Component data from apps and pages:
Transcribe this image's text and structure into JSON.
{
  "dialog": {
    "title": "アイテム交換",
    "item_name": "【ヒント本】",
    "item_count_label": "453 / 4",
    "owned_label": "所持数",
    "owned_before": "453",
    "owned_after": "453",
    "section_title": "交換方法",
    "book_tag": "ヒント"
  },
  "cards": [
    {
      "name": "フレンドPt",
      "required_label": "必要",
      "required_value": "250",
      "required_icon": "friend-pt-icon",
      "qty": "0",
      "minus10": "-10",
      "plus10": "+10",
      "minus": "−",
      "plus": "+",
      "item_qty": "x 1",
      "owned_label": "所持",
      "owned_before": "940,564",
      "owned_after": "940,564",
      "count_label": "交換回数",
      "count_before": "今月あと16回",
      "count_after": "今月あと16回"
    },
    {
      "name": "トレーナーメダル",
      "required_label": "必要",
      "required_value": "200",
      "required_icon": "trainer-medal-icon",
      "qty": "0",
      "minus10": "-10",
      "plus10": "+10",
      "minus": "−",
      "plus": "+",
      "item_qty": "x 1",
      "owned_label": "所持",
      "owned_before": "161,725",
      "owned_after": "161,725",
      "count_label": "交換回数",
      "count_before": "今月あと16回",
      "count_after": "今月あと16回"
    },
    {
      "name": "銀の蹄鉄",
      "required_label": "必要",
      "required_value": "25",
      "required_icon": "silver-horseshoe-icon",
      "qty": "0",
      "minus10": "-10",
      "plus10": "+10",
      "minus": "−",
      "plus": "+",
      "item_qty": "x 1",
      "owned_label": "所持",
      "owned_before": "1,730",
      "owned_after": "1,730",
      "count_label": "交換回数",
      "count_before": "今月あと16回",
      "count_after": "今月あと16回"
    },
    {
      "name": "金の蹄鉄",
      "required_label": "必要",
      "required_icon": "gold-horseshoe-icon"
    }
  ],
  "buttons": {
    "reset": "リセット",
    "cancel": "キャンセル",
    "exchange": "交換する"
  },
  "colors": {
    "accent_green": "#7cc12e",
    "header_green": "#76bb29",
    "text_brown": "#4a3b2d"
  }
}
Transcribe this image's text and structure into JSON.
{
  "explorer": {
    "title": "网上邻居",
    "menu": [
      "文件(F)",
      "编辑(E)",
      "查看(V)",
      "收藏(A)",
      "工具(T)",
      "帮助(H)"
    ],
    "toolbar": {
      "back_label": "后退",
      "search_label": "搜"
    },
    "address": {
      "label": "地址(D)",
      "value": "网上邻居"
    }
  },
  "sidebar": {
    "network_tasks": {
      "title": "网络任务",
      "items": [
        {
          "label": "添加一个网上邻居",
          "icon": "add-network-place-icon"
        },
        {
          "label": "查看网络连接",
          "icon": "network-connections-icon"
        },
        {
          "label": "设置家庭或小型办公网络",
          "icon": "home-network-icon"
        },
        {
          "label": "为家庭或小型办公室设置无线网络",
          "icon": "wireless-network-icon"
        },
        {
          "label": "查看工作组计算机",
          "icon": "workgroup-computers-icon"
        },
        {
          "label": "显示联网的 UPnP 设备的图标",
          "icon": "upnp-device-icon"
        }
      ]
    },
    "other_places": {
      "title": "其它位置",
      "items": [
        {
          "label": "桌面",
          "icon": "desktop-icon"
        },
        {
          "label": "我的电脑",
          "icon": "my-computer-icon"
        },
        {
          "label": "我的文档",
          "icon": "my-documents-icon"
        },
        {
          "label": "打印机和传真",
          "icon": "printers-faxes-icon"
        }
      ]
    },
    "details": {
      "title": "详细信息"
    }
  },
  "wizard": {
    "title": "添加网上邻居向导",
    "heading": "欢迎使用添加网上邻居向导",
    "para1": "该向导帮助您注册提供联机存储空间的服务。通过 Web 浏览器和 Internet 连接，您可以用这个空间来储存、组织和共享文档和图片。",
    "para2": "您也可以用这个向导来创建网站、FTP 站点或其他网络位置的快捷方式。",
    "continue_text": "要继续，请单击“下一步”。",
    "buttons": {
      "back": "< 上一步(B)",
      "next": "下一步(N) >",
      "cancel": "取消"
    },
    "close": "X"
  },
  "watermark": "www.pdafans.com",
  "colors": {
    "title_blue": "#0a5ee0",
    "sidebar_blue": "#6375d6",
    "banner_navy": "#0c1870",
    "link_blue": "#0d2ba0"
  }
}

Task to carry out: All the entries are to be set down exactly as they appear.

Exercise solution:
Transcribe this image's text and structure into JSON.
{
  "dialog": {
    "title": "アイテム交換",
    "item_name": "【ヒント本】",
    "item_count_label": "453 / 4",
    "owned_label": "所持数",
    "owned_before": "453",
    "owned_after": "453",
    "section_title": "交換方法",
    "book_tag": "ヒント"
  },
  "cards": [
    {
      "name": "フレンドPt",
      "required_label": "必要",
      "required_value": "250",
      "required_icon": "friend-pt-icon",
      "qty": "0",
      "minus10": "-10",
      "plus10": "+10",
      "minus": "−",
      "plus": "+",
      "item_qty": "x 1",
      "owned_label": "所持",
      "owned_before": "940,564",
      "owned_after": "940,564",
      "count_label": "交換回数",
      "count_before": "今月あと16回",
      "count_after": "今月あと16回"
    },
    {
      "name": "トレーナーメダル",
      "required_label": "必要",
      "required_value": "200",
      "required_icon": "trainer-medal-icon",
      "qty": "0",
      "minus10": "-10",
      "plus10": "+10",
      "minus": "−",
      "plus": "+",
      "item_qty": "x 1",
      "owned_label": "所持",
      "owned_before": "161,725",
      "owned_after": "161,725",
      "count_label": "交換回数",
      "count_before": "今月あと16回",
      "count_after": "今月あと16回"
    },
    {
      "name": "銀の蹄鉄",
      "required_label": "必要",
      "required_value": "25",
      "required_icon": "silver-horseshoe-icon",
      "qty": "0",
      "minus10": "-10",
      "plus10": "+10",
      "minus": "−",
      "plus": "+",
      "item_qty": "x 1",
      "owned_label": "所持",
      "owned_before": "1,730",
      "owned_after": "1,730",
      "count_label": "交換回数",
      "count_before": "今月あと16回",
      "count_after": "今月あと16回"
    },
    {
      "name": "金の蹄鉄",
      "required_label": "必要",
      "required_icon": "gold-horseshoe-icon"
    }
  ],
  "buttons": {
    "reset": "リセット",
    "cancel": "キャンセル",
    "exchange": "交換する"
  },
  "colors": {
    "accent_green": "#7cc12e",
    "header_green": "#76bb29",
    "text_brown": "#4a3b2d"
  }
}
Transcribe this image's text and structure into JSON.
{
  "explorer": {
    "title": "网上邻居",
    "menu": [
      "文件(F)",
      "编辑(E)",
      "查看(V)",
      "收藏(A)",
      "工具(T)",
      "帮助(H)"
    ],
    "toolbar": {
      "back_label": "后退",
      "search_label": "搜"
    },
    "address": {
      "label": "地址(D)",
      "value": "网上邻居"
    }
  },
  "sidebar": {
    "network_tasks": {
      "title": "网络任务",
      "items": [
        {
          "label": "添加一个网上邻居",
          "icon": "add-network-place-icon"
        },
        {
          "label": "查看网络连接",
          "icon": "network-connections-icon"
        },
        {
          "label": "设置家庭或小型办公网络",
          "icon": "home-network-icon"
        },
        {
          "label": "为家庭或小型办公室设置无线网络",
          "icon": "wireless-network-icon"
        },
        {
          "label": "查看工作组计算机",
          "icon": "workgroup-computers-icon"
        },
        {
          "label": "显示联网的 UPnP 设备的图标",
          "icon": "upnp-device-icon"
        }
      ]
    },
    "other_places": {
      "title": "其它位置",
      "items": [
        {
          "label": "桌面",
          "icon": "desktop-icon"
        },
        {
          "label": "我的电脑",
          "icon": "my-computer-icon"
        },
        {
          "label": "我的文档",
          "icon": "my-documents-icon"
        },
        {
          "label": "打印机和传真",
          "icon": "printers-faxes-icon"
        }
      ]
    },
    "details": {
      "title": "详细信息"
    }
  },
  "wizard": {
    "title": "添加网上邻居向导",
    "heading": "欢迎使用添加网上邻居向导",
    "para1": "该向导帮助您注册提供联机存储空间的服务。通过 Web 浏览器和 Internet 连接，您可以用这个空间来储存、组织和共享文档和图片。",
    "para2": "您也可以用这个向导来创建网站、FTP 站点或其他网络位置的快捷方式。",
    "continue_text": "要继续，请单击“下一步”。",
    "buttons": {
      "back": "< 上一步(B)",
      "next": "下一步(N) >",
      "cancel": "取消"
    },
    "close": "X"
  },
  "watermark": "www.pdafans.com",
  "colors": {
    "title_blue": "#0a5ee0",
    "sidebar_blue": "#6375d6",
    "banner_navy": "#0c1870",
    "link_blue": "#0d2ba0"
  }
}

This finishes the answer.